groupings. I use Text cells to explain the material, just as one would in a

technical paper. I generally have a Routines section (Package Purgatory)

near the top where I place routines that have been developed but not yet

placed in a package. I have a style sheet that looks more like a paper.

(Section heads and Output cells are unadorned. Text font size and Output

font size are the same. The range of font sizes is less than WRI uses. There

are openers on the various section headings but not Input/Output groupings.)

If I find a need for a new routine I will develop it in a main Section of

the notebook, often with a number of tries, and then transfer it to the

Routines section where I will make it an initialization cell. I will always

write a usage message for the routine, SyntaxInformation, and Attributes and

Options definitions when appropriate. The routine will be ready to transfer

to a package after a bit of testing and usage.

As for learning Mathematica, I wouldn't buy too many books. They tend to be

out of date and cannot illustrate dynamics very well. Also, with books, one

just tends to copy other peoples` special interest code. WRI supplies plenty

of documentation and tutorials that you can work with. Study them,

especially the functional programming commands. Then take SIMPLE

non-Mathematica books or material in your field and try to "fly solo" with

Mathematica. This is much better learning.

David Park

djmpark@comcast.net

http://home.comcast.net/~djmpark/index.html

From: d_j_fennell@yahoo.com [mailto:d_j_fennell@yahoo.com]

Hello,

I'm a brand new Mathematica user. I'm trying to get up to speed in

Mathematica to set up workbooks for engineering problems. I've been using

pad and paper to calculate beam stresses and deflections and to solve a

variety of other engineering calcs for many years. Time to update my

methods.

Anyhow, I'm impressed with Mathematica's documentation. That said, I wish I

could locate some fully worked out sample problems/workbooks. Mathematica

has a huge library of awesome demostration projects, but it appears that the

meat and potoes code of these demonstrations is not provided. It seems as

if the only code available to view is in the "Maniupulate" section of the

demonstration workbooks. I haven't downloaded a demonstration workbook yet

that shows any code in the "Initialization" section. The code that I can

see tends to be specific to the cool user front-end. Right now, I'm trying

to pick up best practices for more mundane coding process. I suspect the

code that I really want to be looking at right now is usually located in the

Initialization area of the demos, which seem to be mostly blank. Am I

looking in the wrong place? Is all the the code in every demo available to

be seen or is much of the underlying "meat and potaties" work of the demo

files typically remove d/hidden by the authors or Wolfram?

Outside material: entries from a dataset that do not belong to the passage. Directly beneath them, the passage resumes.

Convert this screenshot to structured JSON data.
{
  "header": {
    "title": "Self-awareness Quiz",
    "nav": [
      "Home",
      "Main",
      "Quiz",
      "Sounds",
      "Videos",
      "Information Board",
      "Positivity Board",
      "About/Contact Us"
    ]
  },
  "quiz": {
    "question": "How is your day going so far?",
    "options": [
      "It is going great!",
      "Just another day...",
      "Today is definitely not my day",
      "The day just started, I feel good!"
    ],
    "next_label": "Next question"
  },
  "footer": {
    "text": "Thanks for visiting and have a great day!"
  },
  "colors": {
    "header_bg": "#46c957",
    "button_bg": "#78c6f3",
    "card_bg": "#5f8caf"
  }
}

I'd like to better understand how power users document their work, choose

symbol names, format their workbooks, and choose amongst the various ways of

getting things done. Looking at power users' VBA code for excel proved

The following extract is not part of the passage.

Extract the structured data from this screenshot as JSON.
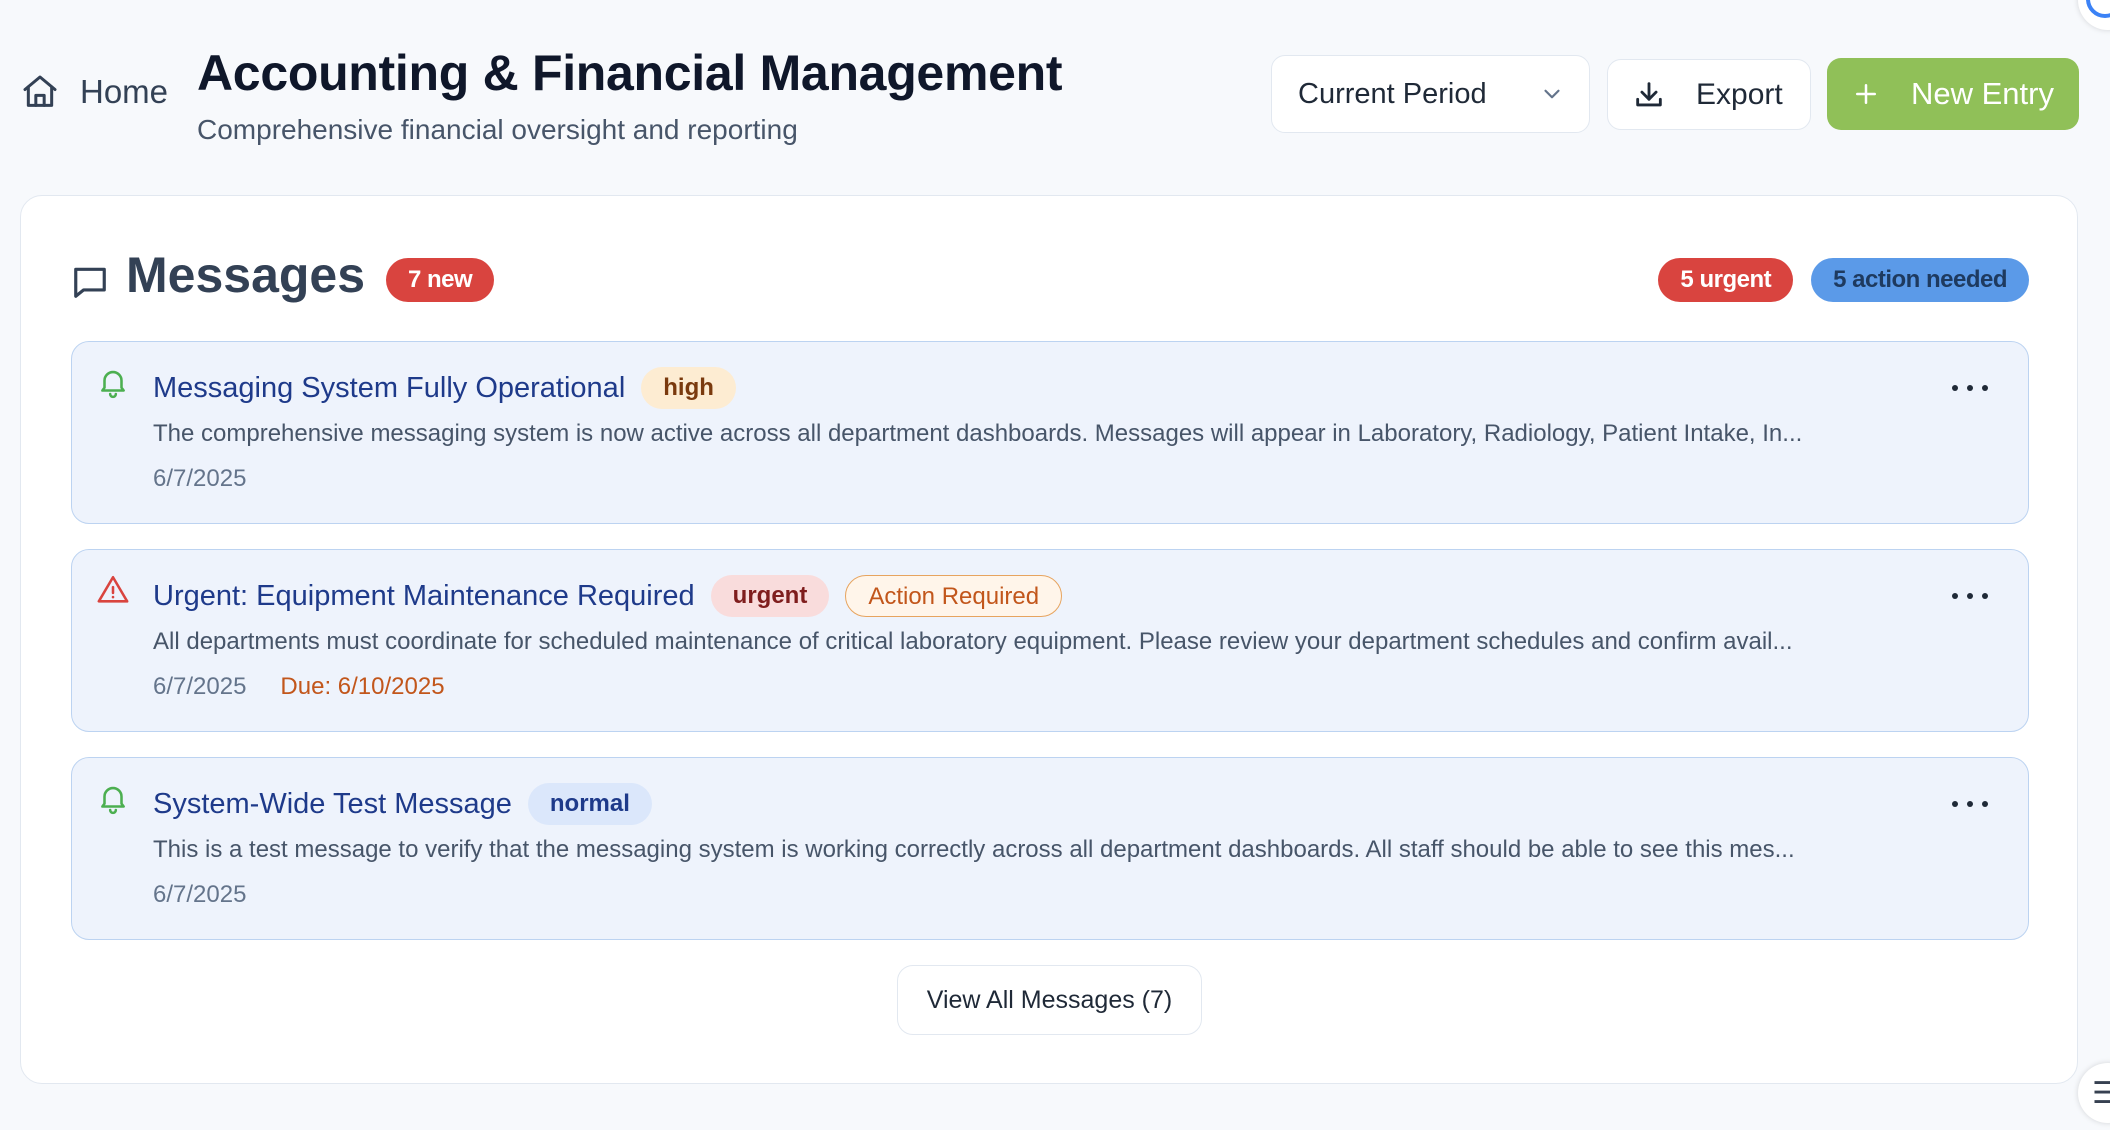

extremely helpful when I was trying to pick up some wherewithall in that

area. I suspect that my ability to use Mathematica effectively will be

greatly enhanced by following a similar process reviewing Mathematica code.

(I have ordered some texts, but still waiting on delivery.)

In the meantime, if anybody could point me towards a source of sample

workbooks with all code available for view - I would much appreciate the

help. Workbooks related to mechanical engineering problems would be awesome

- but any mathematical problem solved with Mathematica would prove helpful

to meat this point.

Thanks!